That goes to show that every nationality has their version of the same thing…looks like rôti but could be a fajita shell or even a crêpe (perhaps a little thicker than a crêpe!)! I find it rather interesting that they put potato into the dough and I suspect it is what makes it soft and sweet but is it chewy too? I have potatoes left over from Easter and because we generally don’t eat potatoes they were heading into our green garbage (I know, shame on me, but there aren’t too many folks I know who regularly eat potatoes anymore)…you’ve given them a new life Liz, I’m bookmarking to try on the weekend. XOXO
Thanks for introducing me to something new, Liz! These look so delicious and perfect for spring and summer picnics.
Potato Lefse is new to me! Or at least I’ve forgotten it — I have the Baking With Julisa cookbook, so I’m sure I’ve seen it. I’ll definitely be going back to look at the recipe — these look so terrific! Thanks so much.
That looks really tasty.
Wow how interesting! I wonder if you can use sweet potatoes for this?!
I’ve never had these before – thanks for introducing something new to try.
I’ve never heard of these but from the ingredients list it sounds like making gnocchi. But it’s not pasta, it’s bread! Looking at the bread, it’s hard to imagine that it’s made from potatoes. I think it’s great that the bread turns out to be so versatile and what a great way to use up your Easter ham! xx
Hadn’t even heard of Lefse, Liz. Reminds me of potato pancakes that we have in Scotland. Ah, potatoes and the North! Simple yet a refreshing change and a handy recipe to have up your sleeve if you’ve run out of eggs. Should try this out and surprise hubby with alternative crêpes!
When I first saw the picture, I thought these were normal flour tortillas haha 🙂 They sound really yummy- probably because I love potato! Might give these a try instead of my normal flour tortillas for my lunch wraps (they were getting boring anyway haha)! 😀
It is amazing how different kitchens have similar food! That shows that humans irrespectively of their culture or place have the same needs and make the same things to fulfill them. These are delicious wraps Liz very appetizing and filling!
New to me! But I’m always interested in new ways to wrap my food!

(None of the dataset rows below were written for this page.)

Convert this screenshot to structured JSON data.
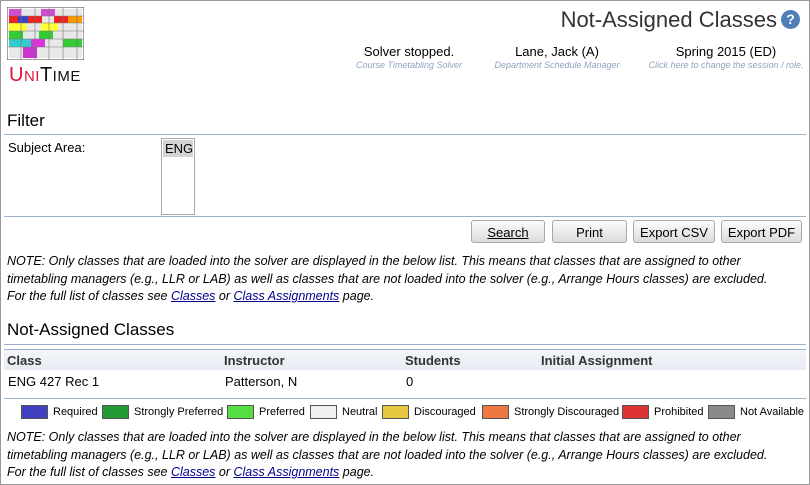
{
  "header": {
    "title": "Not-Assigned Classes",
    "solver_status": "Solver stopped.",
    "solver_sub": "Course Timetabling Solver",
    "user": "Lane, Jack (A)",
    "user_sub": "Department Schedule Manager",
    "session": "Spring 2015 (ED)",
    "session_sub": "Click here to change the session / role.",
    "help_icon": "?"
  },
  "logo": {
    "text": "UniTime"
  },
  "filter": {
    "title": "Filter",
    "subject_label": "Subject Area:",
    "subject_selected": "ENG"
  },
  "buttons": {
    "search": "Search",
    "print": "Print",
    "export_csv": "Export CSV",
    "export_pdf": "Export PDF"
  },
  "note": {
    "line1": "NOTE: Only classes that are loaded into the solver are displayed in the below list. This means that classes that are assigned to other",
    "line2": "timetabling managers (e.g., LLR or LAB) as well as classes that are not loaded into the solver (e.g., Arrange Hours classes) are excluded.",
    "line3_prefix": "For the full list of classes see ",
    "link_classes": "Classes",
    "or_text": " or ",
    "link_assignments": "Class Assignments",
    "line3_suffix": " page."
  },
  "results": {
    "title": "Not-Assigned Classes",
    "columns": [
      "Class",
      "Instructor",
      "Students",
      "Initial Assignment"
    ],
    "rows": [
      {
        "class": "ENG 427 Rec 1",
        "instructor": "Patterson, N",
        "students": "0",
        "initial": ""
      }
    ]
  },
  "legend": [
    {
      "label": "Required",
      "color": "#4040c0"
    },
    {
      "label": "Strongly Preferred",
      "color": "#229933"
    },
    {
      "label": "Preferred",
      "color": "#55dd44"
    },
    {
      "label": "Neutral",
      "color": "#f0f0f0"
    },
    {
      "label": "Discouraged",
      "color": "#e8c840"
    },
    {
      "label": "Strongly Discouraged",
      "color": "#ee7744"
    },
    {
      "label": "Prohibited",
      "color": "#dd3333"
    },
    {
      "label": "Not Available",
      "color": "#8a8a8a"
    }
  ]
}
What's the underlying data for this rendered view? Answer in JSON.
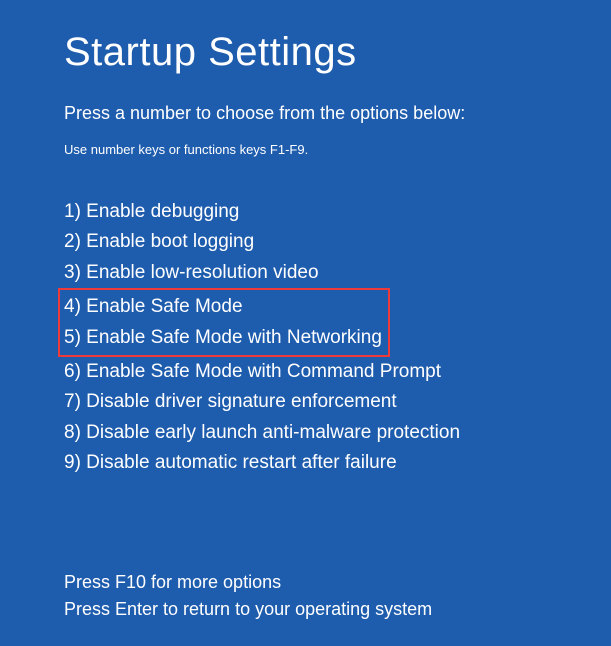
{
  "title": "Startup Settings",
  "subtitle": "Press a number to choose from the options below:",
  "instruction": "Use number keys or functions keys F1-F9.",
  "options": [
    "1) Enable debugging",
    "2) Enable boot logging",
    "3) Enable low-resolution video",
    "4) Enable Safe Mode",
    "5) Enable Safe Mode with Networking",
    "6) Enable Safe Mode with Command Prompt",
    "7) Disable driver signature enforcement",
    "8) Disable early launch anti-malware protection",
    "9) Disable automatic restart after failure"
  ],
  "footer": {
    "more": "Press F10 for more options",
    "return": "Press Enter to return to your operating system"
  }
}
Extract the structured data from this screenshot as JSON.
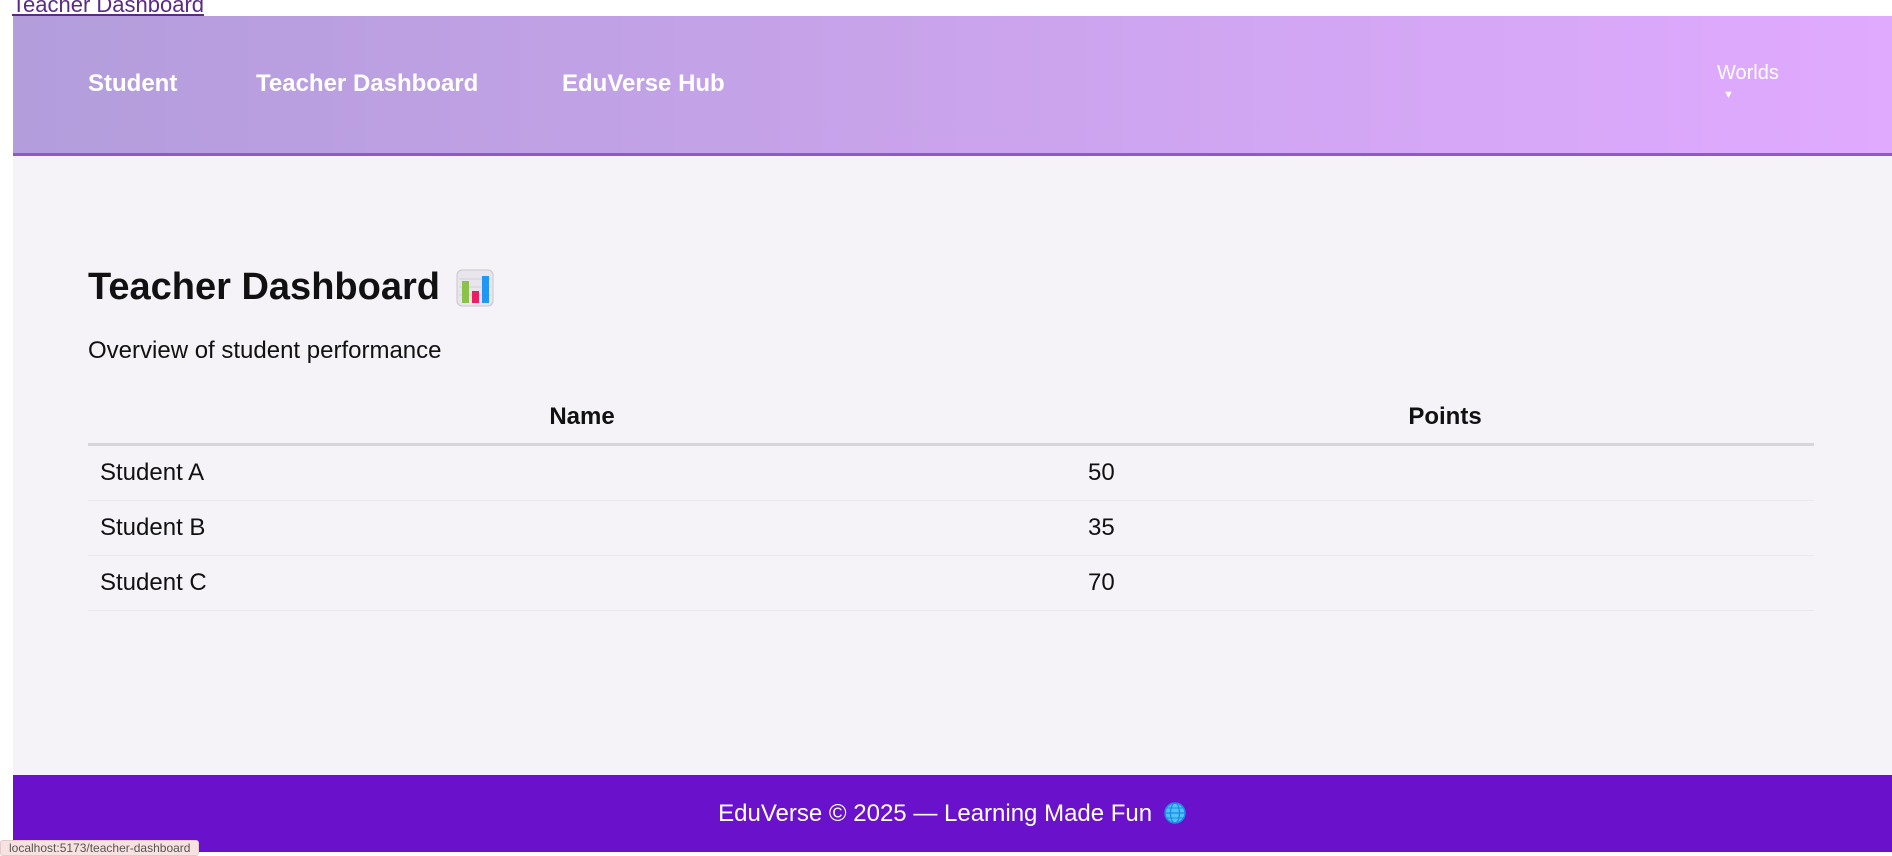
{
  "top_link": "Teacher Dashboard",
  "nav": {
    "student": "Student",
    "teacher_dashboard": "Teacher Dashboard",
    "eduverse_hub": "EduVerse Hub",
    "worlds": "Worlds",
    "worlds_arrow": "▼"
  },
  "main": {
    "title": "Teacher Dashboard",
    "title_icon": "bar-chart-icon",
    "subtitle": "Overview of student performance",
    "table": {
      "headers": [
        "Name",
        "Points"
      ],
      "rows": [
        {
          "name": "Student A",
          "points": "50"
        },
        {
          "name": "Student B",
          "points": "35"
        },
        {
          "name": "Student C",
          "points": "70"
        }
      ]
    }
  },
  "footer": {
    "text": "EduVerse © 2025 — Learning Made Fun",
    "icon": "globe-icon"
  },
  "status_url": "localhost:5173/teacher-dashboard",
  "colors": {
    "nav_gradient_start": "#b39ddb",
    "nav_gradient_end": "#e0aaff",
    "footer_bg": "#6a11cb",
    "page_bg": "#f5f2f8"
  }
}
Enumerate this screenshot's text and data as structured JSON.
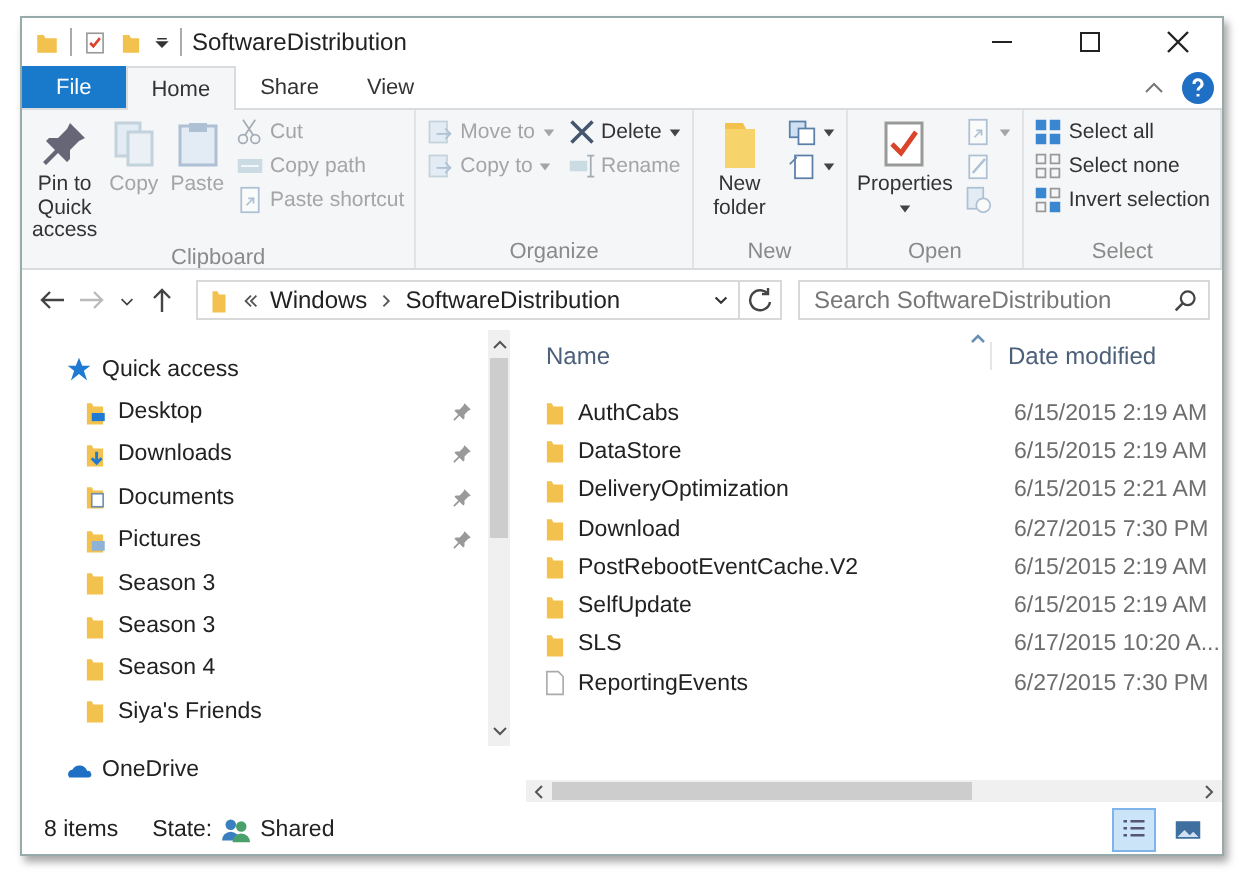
{
  "window": {
    "title": "SoftwareDistribution"
  },
  "ribbon_tabs": [
    {
      "label": "File",
      "kind": "file",
      "selected": false
    },
    {
      "label": "Home",
      "kind": "tab",
      "selected": true
    },
    {
      "label": "Share",
      "kind": "tab",
      "selected": false
    },
    {
      "label": "View",
      "kind": "tab",
      "selected": false
    }
  ],
  "ribbon_groups": [
    {
      "label": "Clipboard",
      "columns": [
        [
          {
            "label": "Pin to Quick access",
            "kind": "large",
            "disabled": false,
            "dropdown": false
          }
        ],
        [
          {
            "label": "Copy",
            "kind": "large",
            "disabled": true,
            "dropdown": false
          }
        ],
        [
          {
            "label": "Paste",
            "kind": "large",
            "disabled": true,
            "dropdown": false
          }
        ],
        [
          {
            "label": "Cut",
            "kind": "small",
            "disabled": true,
            "dropdown": false
          },
          {
            "label": "Copy path",
            "kind": "small",
            "disabled": true,
            "dropdown": false
          },
          {
            "label": "Paste shortcut",
            "kind": "small",
            "disabled": true,
            "dropdown": false
          }
        ]
      ]
    },
    {
      "label": "Organize",
      "columns": [
        [
          {
            "label": "Move to",
            "kind": "small",
            "disabled": true,
            "dropdown": true
          },
          {
            "label": "Copy to",
            "kind": "small",
            "disabled": true,
            "dropdown": true
          }
        ],
        [
          {
            "label": "Delete",
            "kind": "small",
            "disabled": false,
            "dropdown": true
          },
          {
            "label": "Rename",
            "kind": "small",
            "disabled": true,
            "dropdown": false
          }
        ]
      ]
    },
    {
      "label": "New",
      "columns": [
        [
          {
            "label": "New folder",
            "kind": "large",
            "disabled": false,
            "dropdown": false
          }
        ],
        [
          {
            "kind": "icon",
            "disabled": false,
            "dropdown": true
          },
          {
            "kind": "icon",
            "disabled": false,
            "dropdown": true
          }
        ]
      ]
    },
    {
      "label": "Open",
      "columns": [
        [
          {
            "label": "Properties",
            "kind": "large",
            "disabled": false,
            "dropdown": true
          }
        ],
        [
          {
            "kind": "icon",
            "disabled": true,
            "dropdown": true
          },
          {
            "kind": "icon",
            "disabled": true,
            "dropdown": false
          },
          {
            "kind": "icon",
            "disabled": true,
            "dropdown": false
          }
        ]
      ]
    },
    {
      "label": "Select",
      "columns": [
        [
          {
            "label": "Select all",
            "kind": "small",
            "disabled": false,
            "dropdown": false
          },
          {
            "label": "Select none",
            "kind": "small",
            "disabled": false,
            "dropdown": false
          },
          {
            "label": "Invert selection",
            "kind": "small",
            "disabled": false,
            "dropdown": false
          }
        ]
      ]
    }
  ],
  "address": {
    "segments": [
      "Windows",
      "SoftwareDistribution"
    ]
  },
  "search": {
    "placeholder": "Search SoftwareDistribution"
  },
  "nav": [
    {
      "label": "Quick access",
      "kind": "quick-access",
      "children": [
        {
          "label": "Desktop",
          "kind": "desktop",
          "pinned": true
        },
        {
          "label": "Downloads",
          "kind": "downloads",
          "pinned": true
        },
        {
          "label": "Documents",
          "kind": "documents",
          "pinned": true
        },
        {
          "label": "Pictures",
          "kind": "pictures",
          "pinned": true
        },
        {
          "label": "Season 3",
          "kind": "folder",
          "pinned": false
        },
        {
          "label": "Season 3",
          "kind": "folder",
          "pinned": false
        },
        {
          "label": "Season 4",
          "kind": "folder",
          "pinned": false
        },
        {
          "label": "Siya's Friends",
          "kind": "folder",
          "pinned": false
        }
      ]
    },
    {
      "label": "OneDrive",
      "kind": "onedrive"
    }
  ],
  "table": {
    "columns": [
      "Name",
      "Date modified"
    ],
    "rows": [
      {
        "name": "AuthCabs",
        "date": "6/15/2015 2:19 AM",
        "kind": "folder"
      },
      {
        "name": "DataStore",
        "date": "6/15/2015 2:19 AM",
        "kind": "folder"
      },
      {
        "name": "DeliveryOptimization",
        "date": "6/15/2015 2:21 AM",
        "kind": "folder"
      },
      {
        "name": "Download",
        "date": "6/27/2015 7:30 PM",
        "kind": "folder"
      },
      {
        "name": "PostRebootEventCache.V2",
        "date": "6/15/2015 2:19 AM",
        "kind": "folder"
      },
      {
        "name": "SelfUpdate",
        "date": "6/15/2015 2:19 AM",
        "kind": "folder"
      },
      {
        "name": "SLS",
        "date": "6/17/2015 10:20 A...",
        "kind": "folder"
      },
      {
        "name": "ReportingEvents",
        "date": "6/27/2015 7:30 PM",
        "kind": "file"
      }
    ]
  },
  "status_bar": {
    "count": "8 items",
    "state_label": "State:",
    "state": "Shared"
  },
  "view_buttons": [
    {
      "kind": "details",
      "selected": true
    },
    {
      "kind": "large-icons",
      "selected": false
    }
  ]
}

They look delicious, Liz! 🙂 ela
These potato wraps look filling and delicious!
It looks like a potato taco!
I have never heard of the bread either. But I love flat breads and anything made with potatoes. Thanks for the introduction and for sharing, Lizzy!:)